Top 5: Characters Voiced by Daisuke Ono

Tuesday's Top 5

While I’m not a massive follower of voice actors, every now and then a character’s vocal performance catches my attention. Daisuke Ono has voiced a lot of my very favourite characters (both characters I like in their stories and characters I just love to listen to).

So this is my top 5 list of characters voiced by Daisuke Ono. Feel free to add your favourites below or just suggest your favourite voice actors and actresses.

My 5 Favourite Characters Voiced By Daisuke Ono

Honourable mentions this week: Hugh Anthony Disward (The Mystic Archives of Dantelion) and Seishuu Handa (Barakamon).

Number 5: Kazuma Yagami from Kaze no Stigma

character voiced by Daisuke Ono

I genuinely cannot watch this anime in English because Kazuma’s voice is just wrong. Having heard the original Japanese dub and really loving this character, the English voice just can’t compare. Kazuma from Kaze no Stigma has just the right amount of playfulness and darkness in his voice to really draw you in.

Number 4: Kuroh Yatogami from K


I was actually surprised when I learned that Daisuke Ono was the voice for Kuroh in K. The character is quite different from other characters I’d already associated with the voice. Kuroh might be creepy at times but he has a no nonsense air about him as he pursues his own views of justice. And he manages that without sounding like a naïve adolescent.

Number 3: Yakumo Saitou from Psychic Detective Yakumo


This character in Psychic Detective Yakumo always sounds either bored or ticked off (occasionally he manages both simultaneously). Despite such a limited range of emotions on display, listening to him never get’s boring.
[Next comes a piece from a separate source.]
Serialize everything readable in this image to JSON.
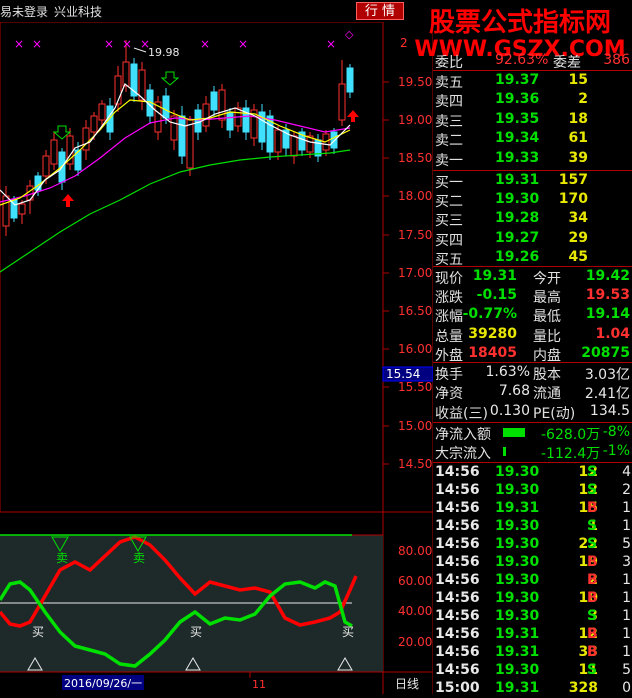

Number 2: The Fourth from Heaven’s Memo Pad.

The Fourth.jpg

It’s hard to be the leader of a gang and not come off as a mindless thug, and yet The Fourth does it admirably with the help of some very effective voice acting. Normally the type of character I would barely tolerate, he actually managed to make me somewhat sympathetic and by the end I actually liked his character in Heaven’s Memo Pad.
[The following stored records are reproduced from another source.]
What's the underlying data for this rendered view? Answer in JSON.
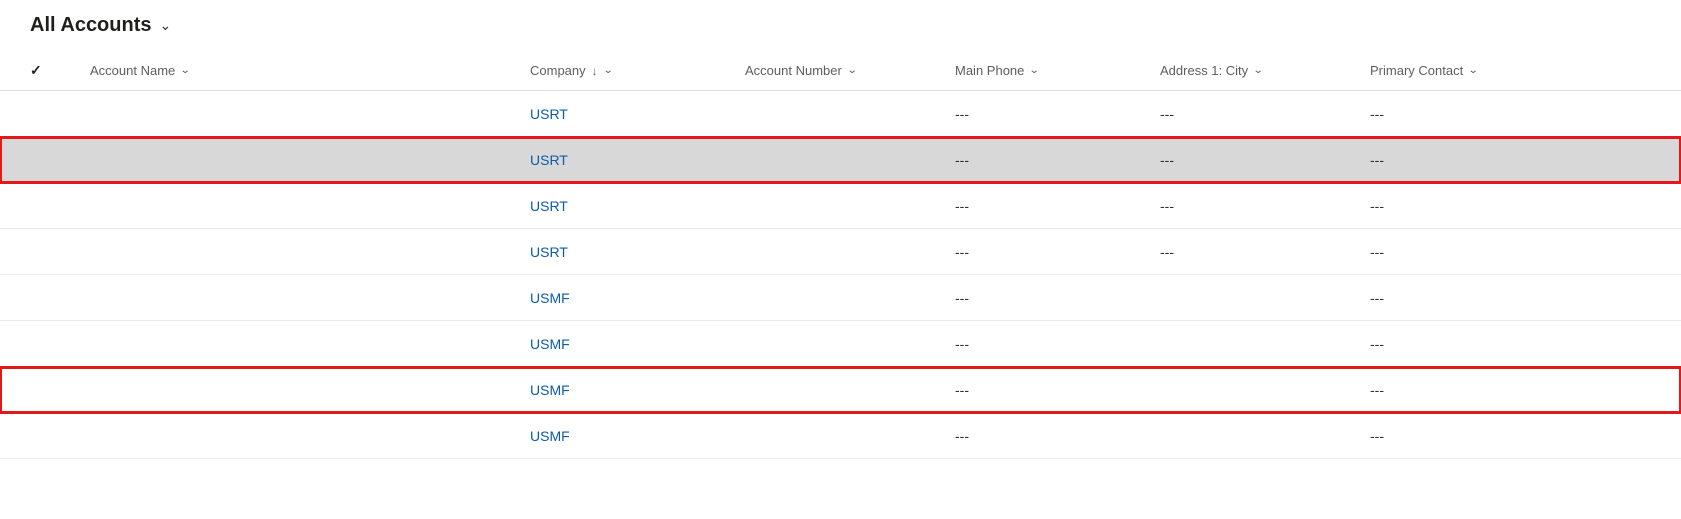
{
  "header": {
    "view_title": "All Accounts"
  },
  "columns": {
    "account_name": "Account Name",
    "company": "Company",
    "account_number": "Account Number",
    "main_phone": "Main Phone",
    "address_city": "Address 1: City",
    "primary_contact": "Primary Contact"
  },
  "rows": [
    {
      "account_name": "",
      "company": "USRT",
      "account_number": "",
      "main_phone": "---",
      "city": "---",
      "primary_contact": "---",
      "selected": false,
      "red_outline": false
    },
    {
      "account_name": "",
      "company": "USRT",
      "account_number": "",
      "main_phone": "---",
      "city": "---",
      "primary_contact": "---",
      "selected": true,
      "red_outline": true
    },
    {
      "account_name": "",
      "company": "USRT",
      "account_number": "",
      "main_phone": "---",
      "city": "---",
      "primary_contact": "---",
      "selected": false,
      "red_outline": false
    },
    {
      "account_name": "",
      "company": "USRT",
      "account_number": "",
      "main_phone": "---",
      "city": "---",
      "primary_contact": "---",
      "selected": false,
      "red_outline": false
    },
    {
      "account_name": "",
      "company": "USMF",
      "account_number": "",
      "main_phone": "---",
      "city": "",
      "primary_contact": "---",
      "selected": false,
      "red_outline": false
    },
    {
      "account_name": "",
      "company": "USMF",
      "account_number": "",
      "main_phone": "---",
      "city": "",
      "primary_contact": "---",
      "selected": false,
      "red_outline": false
    },
    {
      "account_name": "",
      "company": "USMF",
      "account_number": "",
      "main_phone": "---",
      "city": "",
      "primary_contact": "---",
      "selected": false,
      "red_outline": true
    },
    {
      "account_name": "",
      "company": "USMF",
      "account_number": "",
      "main_phone": "---",
      "city": "",
      "primary_contact": "---",
      "selected": false,
      "red_outline": false
    }
  ]
}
Number 1: Sebastian Michaelis from Black Butler.


Who else? I could seriously listen to this character all day long. It’s the reason I will not watch the English dub of this series. While some of the other characters sound really good in the English, Sebastian just isn’t right without Daisuke Ono delivering the lines in Black Butler.

Who would your picks have been? Or which voice actor/actress do you really love to listen to?

Thank-you for reading 100 Word Anime.
Join the discussion in the comments.
Karandi James